In Episode 2: How to Be Audacious, Michael shares his belief that there’s no excuse for being a ‘meat and potatoes man’ and suggests throwing out the rules to break up the monotony of your meals. He shares recipes for ‘wing dings’ and black olive soup and suggests adding an orange peel to your coffee. Ultimately, Michael subscribed to this sentiment, “don’t react to your prejudices, react to your palette.”
Best show out there!
This podcast is stellar! Covers so much ground in a short amount of time. The topics are timely, honest, and super easy to digest. I love that episodes are interesting for a wide age group and hosts and guests dont shy away from confronting big issues.
I walk away every week with a solid understanding of four new things :)
Thank you meat and three for the best food podcast out there!!
Such an important show!
This is a great show for foodies and news junkies alike! It's such a fun exploration of the intersection of food and current events, with so much to learn with every episode.
Always current and always providing a unique perspective, Meat and Three is especially important now as access to food and the various food related industries are in flux, it's a great way to learn how to support these communities.
An Indispensable Show About Food and So Much More

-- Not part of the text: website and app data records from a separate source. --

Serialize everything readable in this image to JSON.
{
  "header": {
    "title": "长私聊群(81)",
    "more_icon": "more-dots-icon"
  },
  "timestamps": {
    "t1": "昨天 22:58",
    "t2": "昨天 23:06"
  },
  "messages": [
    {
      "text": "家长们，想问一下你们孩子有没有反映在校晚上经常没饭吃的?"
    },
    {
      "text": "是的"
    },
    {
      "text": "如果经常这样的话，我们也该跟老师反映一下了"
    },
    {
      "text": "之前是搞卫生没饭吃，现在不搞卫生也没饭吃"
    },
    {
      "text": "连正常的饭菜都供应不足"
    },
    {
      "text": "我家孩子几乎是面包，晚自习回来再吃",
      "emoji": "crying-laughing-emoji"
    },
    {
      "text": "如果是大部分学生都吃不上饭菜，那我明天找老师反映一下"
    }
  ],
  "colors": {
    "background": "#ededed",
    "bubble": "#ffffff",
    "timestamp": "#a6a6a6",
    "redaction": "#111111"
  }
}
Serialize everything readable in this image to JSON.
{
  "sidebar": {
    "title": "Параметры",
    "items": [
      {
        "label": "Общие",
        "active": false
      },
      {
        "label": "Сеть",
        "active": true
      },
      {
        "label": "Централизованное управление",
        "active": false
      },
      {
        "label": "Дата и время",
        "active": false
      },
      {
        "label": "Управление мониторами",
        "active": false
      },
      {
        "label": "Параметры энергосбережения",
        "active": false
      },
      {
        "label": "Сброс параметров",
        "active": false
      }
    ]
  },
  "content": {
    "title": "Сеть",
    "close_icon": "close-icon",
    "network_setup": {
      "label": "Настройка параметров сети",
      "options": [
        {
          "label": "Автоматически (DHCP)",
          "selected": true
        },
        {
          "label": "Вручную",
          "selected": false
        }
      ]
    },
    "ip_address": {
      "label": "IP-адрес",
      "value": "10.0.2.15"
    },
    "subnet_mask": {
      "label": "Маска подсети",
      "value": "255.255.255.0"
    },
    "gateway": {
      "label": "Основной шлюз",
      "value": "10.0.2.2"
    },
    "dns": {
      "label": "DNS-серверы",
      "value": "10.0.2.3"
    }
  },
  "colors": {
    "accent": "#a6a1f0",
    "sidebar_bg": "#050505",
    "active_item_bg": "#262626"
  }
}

Meat + Three embodies what makes indpendent media like HRN so essential—a mix of serious learning with unexpected and fun stories. Food serves as the throughline from piece to piece, but a given episode might dip into policy, science, culture, and personal journeys, to name a few of the flavors the show captures. Each story is a surprise, and each week a well-balanced meal. If you listen to one show to learn more about the ways food impacts our lives, make it this one.